◆ **Work task**:
The data below should be duplicated in full, unchanged.

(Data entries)

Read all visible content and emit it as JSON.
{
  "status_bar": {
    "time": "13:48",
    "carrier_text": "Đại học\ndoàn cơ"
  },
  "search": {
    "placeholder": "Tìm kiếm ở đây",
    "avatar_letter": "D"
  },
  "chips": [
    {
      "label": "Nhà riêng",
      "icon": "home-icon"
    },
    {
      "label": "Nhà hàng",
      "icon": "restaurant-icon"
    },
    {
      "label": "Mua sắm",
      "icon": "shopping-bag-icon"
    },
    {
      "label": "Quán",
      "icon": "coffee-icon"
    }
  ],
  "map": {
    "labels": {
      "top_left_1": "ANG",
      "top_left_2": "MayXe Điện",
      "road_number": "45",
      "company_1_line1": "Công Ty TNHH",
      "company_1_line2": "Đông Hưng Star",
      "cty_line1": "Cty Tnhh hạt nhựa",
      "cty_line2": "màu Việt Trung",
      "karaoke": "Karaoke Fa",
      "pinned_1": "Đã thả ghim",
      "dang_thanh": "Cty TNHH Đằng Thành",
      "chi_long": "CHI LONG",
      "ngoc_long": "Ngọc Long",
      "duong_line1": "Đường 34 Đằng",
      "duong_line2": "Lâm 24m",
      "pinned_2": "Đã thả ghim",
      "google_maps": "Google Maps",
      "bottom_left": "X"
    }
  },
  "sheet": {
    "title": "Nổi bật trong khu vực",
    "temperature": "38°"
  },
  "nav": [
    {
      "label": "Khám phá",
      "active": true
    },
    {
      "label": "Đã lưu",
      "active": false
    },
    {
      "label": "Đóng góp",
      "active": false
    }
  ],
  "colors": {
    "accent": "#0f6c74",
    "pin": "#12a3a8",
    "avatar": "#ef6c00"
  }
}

◆ **Answer below**:
Read all visible content and emit it as JSON.
{
  "status_bar": {
    "time": "13:48",
    "carrier_text": "Đại học\ndoàn cơ"
  },
  "search": {
    "placeholder": "Tìm kiếm ở đây",
    "avatar_letter": "D"
  },
  "chips": [
    {
      "label": "Nhà riêng",
      "icon": "home-icon"
    },
    {
      "label": "Nhà hàng",
      "icon": "restaurant-icon"
    },
    {
      "label": "Mua sắm",
      "icon": "shopping-bag-icon"
    },
    {
      "label": "Quán",
      "icon": "coffee-icon"
    }
  ],
  "map": {
    "labels": {
      "top_left_1": "ANG",
      "top_left_2": "MayXe Điện",
      "road_number": "45",
      "company_1_line1": "Công Ty TNHH",
      "company_1_line2": "Đông Hưng Star",
      "cty_line1": "Cty Tnhh hạt nhựa",
      "cty_line2": "màu Việt Trung",
      "karaoke": "Karaoke Fa",
      "pinned_1": "Đã thả ghim",
      "dang_thanh": "Cty TNHH Đằng Thành",
      "chi_long": "CHI LONG",
      "ngoc_long": "Ngọc Long",
      "duong_line1": "Đường 34 Đằng",
      "duong_line2": "Lâm 24m",
      "pinned_2": "Đã thả ghim",
      "google_maps": "Google Maps",
      "bottom_left": "X"
    }
  },
  "sheet": {
    "title": "Nổi bật trong khu vực",
    "temperature": "38°"
  },
  "nav": [
    {
      "label": "Khám phá",
      "active": true
    },
    {
      "label": "Đã lưu",
      "active": false
    },
    {
      "label": "Đóng góp",
      "active": false
    }
  ],
  "colors": {
    "accent": "#0f6c74",
    "pin": "#12a3a8",
    "avatar": "#ef6c00"
  }
}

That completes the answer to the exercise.